WHAT YOU SHOULD DO:
Every line of the entries below that mentions "cadastro" is to be copied out.

* * *

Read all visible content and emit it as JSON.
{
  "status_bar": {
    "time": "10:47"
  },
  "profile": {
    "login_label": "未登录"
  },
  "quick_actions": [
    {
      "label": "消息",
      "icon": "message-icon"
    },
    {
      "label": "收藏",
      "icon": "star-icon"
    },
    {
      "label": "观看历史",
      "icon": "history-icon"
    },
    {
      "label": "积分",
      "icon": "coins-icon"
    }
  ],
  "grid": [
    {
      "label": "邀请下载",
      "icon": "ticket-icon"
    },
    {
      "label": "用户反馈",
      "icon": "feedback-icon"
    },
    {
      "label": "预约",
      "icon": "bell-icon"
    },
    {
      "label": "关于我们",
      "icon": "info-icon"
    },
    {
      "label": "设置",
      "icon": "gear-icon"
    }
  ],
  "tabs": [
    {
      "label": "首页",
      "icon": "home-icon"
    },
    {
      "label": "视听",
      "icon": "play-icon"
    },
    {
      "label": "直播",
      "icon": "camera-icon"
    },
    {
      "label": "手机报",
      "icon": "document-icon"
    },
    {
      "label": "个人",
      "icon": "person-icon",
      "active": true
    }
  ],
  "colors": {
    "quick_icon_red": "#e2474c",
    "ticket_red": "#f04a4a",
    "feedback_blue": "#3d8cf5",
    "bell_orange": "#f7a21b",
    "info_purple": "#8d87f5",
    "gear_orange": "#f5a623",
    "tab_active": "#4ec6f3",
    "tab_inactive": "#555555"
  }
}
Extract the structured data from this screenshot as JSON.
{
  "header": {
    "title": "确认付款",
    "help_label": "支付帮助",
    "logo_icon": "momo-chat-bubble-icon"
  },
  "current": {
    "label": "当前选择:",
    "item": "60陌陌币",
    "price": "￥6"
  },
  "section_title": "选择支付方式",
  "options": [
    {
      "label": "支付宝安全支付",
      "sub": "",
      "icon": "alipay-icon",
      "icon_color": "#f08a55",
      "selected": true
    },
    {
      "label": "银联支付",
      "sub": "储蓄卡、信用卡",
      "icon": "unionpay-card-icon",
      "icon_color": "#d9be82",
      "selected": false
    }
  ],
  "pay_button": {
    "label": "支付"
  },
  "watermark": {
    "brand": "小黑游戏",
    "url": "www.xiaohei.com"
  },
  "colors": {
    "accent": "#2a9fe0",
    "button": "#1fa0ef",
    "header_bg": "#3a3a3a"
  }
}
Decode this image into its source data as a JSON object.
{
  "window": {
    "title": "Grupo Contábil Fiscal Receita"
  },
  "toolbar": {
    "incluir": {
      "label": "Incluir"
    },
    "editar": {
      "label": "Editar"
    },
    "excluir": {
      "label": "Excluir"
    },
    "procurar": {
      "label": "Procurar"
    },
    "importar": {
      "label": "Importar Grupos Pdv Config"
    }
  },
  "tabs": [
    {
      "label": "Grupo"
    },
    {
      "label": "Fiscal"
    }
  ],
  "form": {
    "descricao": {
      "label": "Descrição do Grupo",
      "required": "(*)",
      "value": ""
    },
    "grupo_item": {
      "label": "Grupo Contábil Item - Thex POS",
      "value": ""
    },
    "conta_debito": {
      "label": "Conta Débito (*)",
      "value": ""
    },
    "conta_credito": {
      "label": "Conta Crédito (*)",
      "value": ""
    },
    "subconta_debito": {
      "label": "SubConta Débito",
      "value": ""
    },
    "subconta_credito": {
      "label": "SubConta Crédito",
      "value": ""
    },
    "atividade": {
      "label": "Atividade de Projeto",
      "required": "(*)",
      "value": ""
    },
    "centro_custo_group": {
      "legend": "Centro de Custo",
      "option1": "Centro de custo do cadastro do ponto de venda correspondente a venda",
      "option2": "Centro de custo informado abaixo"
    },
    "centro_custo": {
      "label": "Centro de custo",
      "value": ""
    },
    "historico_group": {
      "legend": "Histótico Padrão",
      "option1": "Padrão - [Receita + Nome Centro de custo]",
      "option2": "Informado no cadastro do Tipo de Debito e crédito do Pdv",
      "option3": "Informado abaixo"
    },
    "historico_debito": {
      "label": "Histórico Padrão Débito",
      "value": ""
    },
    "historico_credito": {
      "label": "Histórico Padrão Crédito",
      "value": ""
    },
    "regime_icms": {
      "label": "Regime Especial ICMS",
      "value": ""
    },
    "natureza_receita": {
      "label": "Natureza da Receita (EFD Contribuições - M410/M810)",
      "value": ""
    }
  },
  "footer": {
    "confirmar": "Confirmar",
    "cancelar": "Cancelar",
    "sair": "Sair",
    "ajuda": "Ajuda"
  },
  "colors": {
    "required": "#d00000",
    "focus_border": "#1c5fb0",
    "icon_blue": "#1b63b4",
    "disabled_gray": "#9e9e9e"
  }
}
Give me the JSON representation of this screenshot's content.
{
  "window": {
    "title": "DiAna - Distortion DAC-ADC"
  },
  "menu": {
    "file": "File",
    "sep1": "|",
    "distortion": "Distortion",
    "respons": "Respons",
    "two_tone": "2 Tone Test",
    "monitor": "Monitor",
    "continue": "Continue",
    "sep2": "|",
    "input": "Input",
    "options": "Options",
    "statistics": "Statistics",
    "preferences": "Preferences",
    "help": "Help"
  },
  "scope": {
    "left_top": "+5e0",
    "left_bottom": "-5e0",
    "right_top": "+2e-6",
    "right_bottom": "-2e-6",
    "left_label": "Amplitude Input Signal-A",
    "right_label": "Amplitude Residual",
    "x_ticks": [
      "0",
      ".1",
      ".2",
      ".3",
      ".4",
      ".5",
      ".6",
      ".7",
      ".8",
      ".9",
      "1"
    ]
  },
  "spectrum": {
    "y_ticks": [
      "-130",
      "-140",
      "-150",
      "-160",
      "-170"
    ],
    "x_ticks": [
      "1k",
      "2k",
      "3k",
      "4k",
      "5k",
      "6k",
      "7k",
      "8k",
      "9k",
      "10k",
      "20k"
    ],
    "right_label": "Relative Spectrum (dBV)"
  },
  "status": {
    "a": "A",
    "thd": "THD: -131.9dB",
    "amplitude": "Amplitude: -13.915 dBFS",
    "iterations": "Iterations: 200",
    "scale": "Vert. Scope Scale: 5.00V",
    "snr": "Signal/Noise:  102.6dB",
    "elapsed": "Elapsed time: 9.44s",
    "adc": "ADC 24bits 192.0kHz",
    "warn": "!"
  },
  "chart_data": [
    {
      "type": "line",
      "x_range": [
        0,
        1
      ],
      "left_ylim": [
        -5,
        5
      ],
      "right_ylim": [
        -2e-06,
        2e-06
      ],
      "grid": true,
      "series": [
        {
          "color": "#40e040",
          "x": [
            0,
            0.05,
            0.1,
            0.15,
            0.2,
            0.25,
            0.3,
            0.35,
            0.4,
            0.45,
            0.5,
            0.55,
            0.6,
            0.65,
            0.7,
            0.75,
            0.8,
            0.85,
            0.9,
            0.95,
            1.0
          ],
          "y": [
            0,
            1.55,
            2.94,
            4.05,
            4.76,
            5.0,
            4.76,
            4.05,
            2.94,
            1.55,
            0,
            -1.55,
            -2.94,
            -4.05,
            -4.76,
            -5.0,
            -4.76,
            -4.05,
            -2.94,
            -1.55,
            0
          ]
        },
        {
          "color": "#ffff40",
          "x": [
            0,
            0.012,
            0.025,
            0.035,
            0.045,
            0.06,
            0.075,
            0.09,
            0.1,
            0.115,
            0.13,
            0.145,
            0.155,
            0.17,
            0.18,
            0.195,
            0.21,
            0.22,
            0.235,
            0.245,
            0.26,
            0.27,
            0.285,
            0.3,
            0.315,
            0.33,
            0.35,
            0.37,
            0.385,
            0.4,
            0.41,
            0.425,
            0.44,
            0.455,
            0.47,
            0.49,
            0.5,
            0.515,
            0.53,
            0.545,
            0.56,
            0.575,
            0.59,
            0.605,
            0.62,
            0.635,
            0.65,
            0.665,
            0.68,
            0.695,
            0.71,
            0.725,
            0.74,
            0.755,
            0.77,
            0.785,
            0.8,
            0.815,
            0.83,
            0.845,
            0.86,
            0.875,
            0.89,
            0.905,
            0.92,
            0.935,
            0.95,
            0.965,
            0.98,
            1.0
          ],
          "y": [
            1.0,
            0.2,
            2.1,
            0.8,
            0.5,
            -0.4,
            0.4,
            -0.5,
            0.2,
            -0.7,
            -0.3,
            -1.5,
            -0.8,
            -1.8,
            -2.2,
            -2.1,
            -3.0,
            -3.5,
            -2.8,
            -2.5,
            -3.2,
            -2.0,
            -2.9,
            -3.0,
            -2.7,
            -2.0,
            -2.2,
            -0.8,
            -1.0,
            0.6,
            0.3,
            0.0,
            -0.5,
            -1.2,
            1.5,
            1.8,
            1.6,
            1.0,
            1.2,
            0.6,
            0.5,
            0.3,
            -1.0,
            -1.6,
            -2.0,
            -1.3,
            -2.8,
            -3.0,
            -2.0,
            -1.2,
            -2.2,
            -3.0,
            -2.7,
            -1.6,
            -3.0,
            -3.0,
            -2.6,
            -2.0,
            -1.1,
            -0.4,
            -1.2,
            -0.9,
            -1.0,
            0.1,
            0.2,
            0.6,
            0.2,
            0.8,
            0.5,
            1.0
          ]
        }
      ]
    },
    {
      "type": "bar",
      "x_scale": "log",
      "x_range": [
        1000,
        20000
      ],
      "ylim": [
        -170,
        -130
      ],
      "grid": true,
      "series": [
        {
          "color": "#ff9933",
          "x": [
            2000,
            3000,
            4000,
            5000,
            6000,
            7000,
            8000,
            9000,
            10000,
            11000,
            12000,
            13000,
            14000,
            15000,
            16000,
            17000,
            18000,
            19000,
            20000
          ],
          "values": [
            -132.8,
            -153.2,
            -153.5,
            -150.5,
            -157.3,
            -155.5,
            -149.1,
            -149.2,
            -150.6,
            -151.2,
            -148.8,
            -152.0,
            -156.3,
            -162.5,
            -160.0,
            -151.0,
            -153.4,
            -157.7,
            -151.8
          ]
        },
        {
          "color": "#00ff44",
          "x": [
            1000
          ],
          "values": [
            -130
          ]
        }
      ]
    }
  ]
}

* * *

FINISHED EXERCISE:
      "option1": "Centro de custo do cadastro do ponto de venda correspondente a venda",
      "option2": "Informado no cadastro do Tipo de Debito e crédito do Pdv",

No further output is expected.